◆ DATA TO EXAMINE ◆
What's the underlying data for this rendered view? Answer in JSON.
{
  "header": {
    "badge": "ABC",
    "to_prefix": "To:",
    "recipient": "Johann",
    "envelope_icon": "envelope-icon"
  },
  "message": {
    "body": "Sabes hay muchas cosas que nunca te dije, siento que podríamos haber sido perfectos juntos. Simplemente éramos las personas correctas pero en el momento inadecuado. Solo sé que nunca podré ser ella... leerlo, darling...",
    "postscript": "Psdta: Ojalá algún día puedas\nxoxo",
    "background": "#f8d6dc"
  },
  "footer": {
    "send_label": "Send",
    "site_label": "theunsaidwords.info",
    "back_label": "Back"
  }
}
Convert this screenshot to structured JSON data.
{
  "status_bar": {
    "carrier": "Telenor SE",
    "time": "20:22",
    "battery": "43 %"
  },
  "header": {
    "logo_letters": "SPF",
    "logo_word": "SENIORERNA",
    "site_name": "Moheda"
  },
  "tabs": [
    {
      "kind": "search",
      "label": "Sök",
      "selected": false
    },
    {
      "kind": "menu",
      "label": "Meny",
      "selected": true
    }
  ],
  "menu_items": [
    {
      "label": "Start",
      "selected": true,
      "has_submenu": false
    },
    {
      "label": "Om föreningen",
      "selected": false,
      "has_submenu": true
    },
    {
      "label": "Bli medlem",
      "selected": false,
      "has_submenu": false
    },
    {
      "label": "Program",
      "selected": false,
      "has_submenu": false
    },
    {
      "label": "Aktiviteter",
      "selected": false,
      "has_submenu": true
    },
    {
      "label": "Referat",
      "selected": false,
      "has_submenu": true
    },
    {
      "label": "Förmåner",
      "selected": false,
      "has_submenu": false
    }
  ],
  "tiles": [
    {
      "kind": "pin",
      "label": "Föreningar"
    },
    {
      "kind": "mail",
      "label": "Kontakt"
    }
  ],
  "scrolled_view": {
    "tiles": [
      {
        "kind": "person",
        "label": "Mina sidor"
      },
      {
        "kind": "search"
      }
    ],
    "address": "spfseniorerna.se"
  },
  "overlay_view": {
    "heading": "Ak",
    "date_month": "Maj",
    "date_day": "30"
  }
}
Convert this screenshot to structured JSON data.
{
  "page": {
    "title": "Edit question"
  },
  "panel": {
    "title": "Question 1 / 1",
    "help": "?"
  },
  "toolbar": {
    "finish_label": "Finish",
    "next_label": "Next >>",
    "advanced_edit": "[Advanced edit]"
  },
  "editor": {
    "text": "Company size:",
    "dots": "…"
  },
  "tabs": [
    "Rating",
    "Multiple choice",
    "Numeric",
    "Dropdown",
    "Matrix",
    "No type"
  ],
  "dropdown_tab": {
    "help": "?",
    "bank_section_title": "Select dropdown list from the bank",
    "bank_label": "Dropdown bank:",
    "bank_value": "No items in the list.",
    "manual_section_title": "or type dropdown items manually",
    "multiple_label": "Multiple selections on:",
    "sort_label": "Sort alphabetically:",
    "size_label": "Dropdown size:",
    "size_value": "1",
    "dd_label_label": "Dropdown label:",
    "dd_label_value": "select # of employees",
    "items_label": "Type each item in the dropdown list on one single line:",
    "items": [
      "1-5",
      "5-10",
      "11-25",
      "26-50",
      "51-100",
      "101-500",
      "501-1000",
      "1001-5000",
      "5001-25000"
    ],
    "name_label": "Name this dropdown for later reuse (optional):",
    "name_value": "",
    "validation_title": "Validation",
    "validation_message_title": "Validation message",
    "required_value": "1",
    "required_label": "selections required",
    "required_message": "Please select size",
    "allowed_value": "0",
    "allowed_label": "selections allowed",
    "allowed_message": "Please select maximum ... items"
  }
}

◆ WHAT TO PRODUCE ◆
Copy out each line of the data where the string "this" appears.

◆ EXPECTED OUTPUT ◆
What's the underlying data for this rendered view? Answer in JSON.
Convert this screenshot to structured JSON data.
Convert this screenshot to structured JSON data.
    "name_label": "Name this dropdown for later reuse (optional):",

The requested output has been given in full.